Photo by Vivian Young
Believing that housing that is affordable – as well as close to workplaces, schools, and shopping – is a key element of a sustainable community, 1000 Friends led the establishment of the Sadowski Act Coalition. This coalition secured passage of the William E. Sadowski Affordable Housing Act of 1992, creating one of the nation’s largest dedicated funding sources for workforce housing. 1000 Friends supports public policy and the use of workable community planning measures that prevent NIMBYism and support inclusionary housing and community land trusts in Florida.
Walkable, livable communities provide many health benefits. People living closer to shops, schools and work can spend less time in their cars and more time walking and biking. Instead of paying to go to the gym for regular exercise, physical activity is built into their daily lives. Communities with well-planned parks, sidewalk systems, bike trails, greenways, and other natural amenities can help address obesity, diabetes, heart disease, attention disorders and depression in children and adults alike. Such communities are also more supportive of Americans who can’t drive or don’t have access to cars — including older residents and children. Walking and biking, and visiting nearby parks, shops and restaurants also provide important social and mental health benefits as residents may have more opportunities to interact with each other. Complete Streets is one strategy to promote public health. Please visit 1000 Friends’ webpage on Transportation to find out more.

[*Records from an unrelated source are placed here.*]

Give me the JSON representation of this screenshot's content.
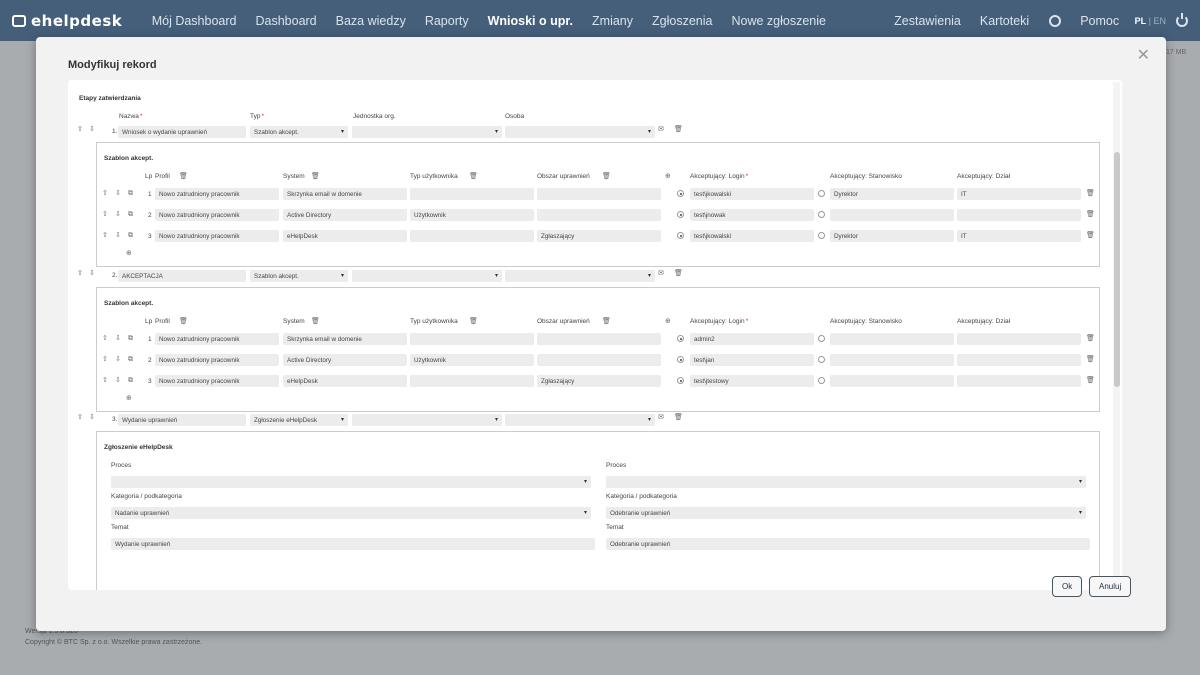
{
  "app": {
    "logo": "ehelpdesk"
  },
  "nav": {
    "items": [
      "Mój Dashboard",
      "Dashboard",
      "Baza wiedzy",
      "Raporty",
      "Wnioski o upr.",
      "Zmiany",
      "Zgłoszenia",
      "Nowe zgłoszenie"
    ],
    "right": [
      "Zestawienia",
      "Kartoteki"
    ],
    "help": "Pomoc",
    "lang_active": "PL",
    "lang_sep": " | ",
    "lang_other": "EN"
  },
  "bg": {
    "size": "17 MB",
    "version": "Wersja 1.9.6.326",
    "copyright": "Copyright © BTC Sp. z o.o. Wszelkie prawa zastrzeżone."
  },
  "modal": {
    "title": "Modyfikuj rekord",
    "section": "Etapy zatwierdzania",
    "headers": {
      "name": "Nazwa",
      "type": "Typ",
      "unit": "Jednostka org.",
      "person": "Osoba"
    },
    "sub_headers": {
      "lp": "Lp",
      "profile": "Profil",
      "system": "System",
      "user_type": "Typ użytkownika",
      "area": "Obszar uprawnień",
      "login": "Akceptujący: Login",
      "position": "Akceptujący: Stanowisko",
      "dept": "Akceptujący: Dział"
    },
    "stages": [
      {
        "num": "1.",
        "name": "Wniosek o wydanie uprawnień",
        "type": "Szablon akcept.",
        "unit": "",
        "person": "",
        "block_title": "Szablon akcept.",
        "rows": [
          {
            "lp": "1",
            "profile": "Nowo zatrudniony pracownik",
            "system": "Skrzynka email w domenie",
            "user_type": "",
            "area": "",
            "login": "test\\jkowalski",
            "position": "Dyrektor",
            "dept": "IT",
            "selected": true
          },
          {
            "lp": "2",
            "profile": "Nowo zatrudniony pracownik",
            "system": "Active Directory",
            "user_type": "Użytkownik",
            "area": "",
            "login": "test\\jnowak",
            "position": "",
            "dept": "",
            "selected": true
          },
          {
            "lp": "3",
            "profile": "Nowo zatrudniony pracownik",
            "system": "eHelpDesk",
            "user_type": "",
            "area": "Zgłaszający",
            "login": "test\\jkowalski",
            "position": "Dyrektor",
            "dept": "IT",
            "selected": true
          }
        ]
      },
      {
        "num": "2.",
        "name": "AKCEPTACJA",
        "type": "Szablon akcept.",
        "unit": "",
        "person": "",
        "block_title": "Szablon akcept.",
        "rows": [
          {
            "lp": "1",
            "profile": "Nowo zatrudniony pracownik",
            "system": "Skrzynka email w domenie",
            "user_type": "",
            "area": "",
            "login": "admin2",
            "position": "",
            "dept": "",
            "selected": true
          },
          {
            "lp": "2",
            "profile": "Nowo zatrudniony pracownik",
            "system": "Active Directory",
            "user_type": "Użytkownik",
            "area": "",
            "login": "test\\jan",
            "position": "",
            "dept": "",
            "selected": true
          },
          {
            "lp": "3",
            "profile": "Nowo zatrudniony pracownik",
            "system": "eHelpDesk",
            "user_type": "",
            "area": "Zgłaszający",
            "login": "test\\jtestowy",
            "position": "",
            "dept": "",
            "selected": true
          }
        ]
      },
      {
        "num": "3.",
        "name": "Wydanie uprawnień",
        "type": "Zgłoszenie eHelpDesk",
        "unit": "",
        "person": "",
        "block_title": "Zgłoszenie eHelpDesk",
        "left": {
          "proces_label": "Proces",
          "proces": "",
          "kat_label": "Kategoria / podkategoria",
          "kat": "Nadanie uprawnień",
          "temat_label": "Temat",
          "temat": "Wydanie uprawnień"
        },
        "right": {
          "proces_label": "Proces",
          "proces": "",
          "kat_label": "Kategoria / podkategoria",
          "kat": "Odebranie uprawnień",
          "temat_label": "Temat",
          "temat": "Odebranie uprawnień"
        }
      }
    ],
    "buttons": {
      "ok": "Ok",
      "cancel": "Anuluj"
    }
  },
  "icons": {
    "up": "arrow-up-icon",
    "down": "arrow-down-icon",
    "copy": "copy-icon",
    "trash": "trash-icon",
    "mail": "mail-icon",
    "add": "add-circle-icon",
    "close": "close-icon",
    "gear": "gear-icon",
    "power": "power-icon",
    "select": "select-caret-icon"
  }
}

Photo by Vivian Young
Aging in Place
A quarter of Florida’s population is now 60 and older. Studies have found that most older Americans want to “age in place,” staying in their homes and communities as long as possible. To support this desire, Florida’s communities need to address housing, land use, transportation and other community design issues to allow older residents to remain independent in smaller homes and apartments that are accessible to doctors, shops, and social interaction. Not only are these communities supportive of older adults, but they can improve the quality of life for kids and all residents who want to live in walkable, livable communities. Promoting community design that allows older Floridians to age in place is should be an important consideration in the planning process.
Character Towns: Positioning Small Cities and Towns for the
What makes a “character town” – a small city or town with friendly and inviting neighborhoods and an engaging business community; a society that is proud of its hometown, protective of its heritage and committed to its well-being? Discover action strategies to transform Florida’s cities into livable and economically vibrant communities of the 21st century.
Sprawl Repair for Florida’s Communities
How can form-based codes and other planning and design tools help Florida’s communities re-purpose and revitalize their most auto-dependent zones into walkable and vibrant mixed-use nodes?
Victor Dover on Street Design: The Secret to Great Cities and Towns
What design, planning and legal strategies can be used to promote livable and walkable communities in Florida? Case studies and photos of streets old and new, showcase what works and what doesn’t, and reveal the secrets to designing beautiful, charming streets and walkable places where people want to be.
The Economics of Smart Growth
See Florida-specific examples of how to assess the revenue generated from various land development patterns, in the process providing a compelling argument supporting compact design. Click here to view an informative article by Peter Katz in Government Finance Review.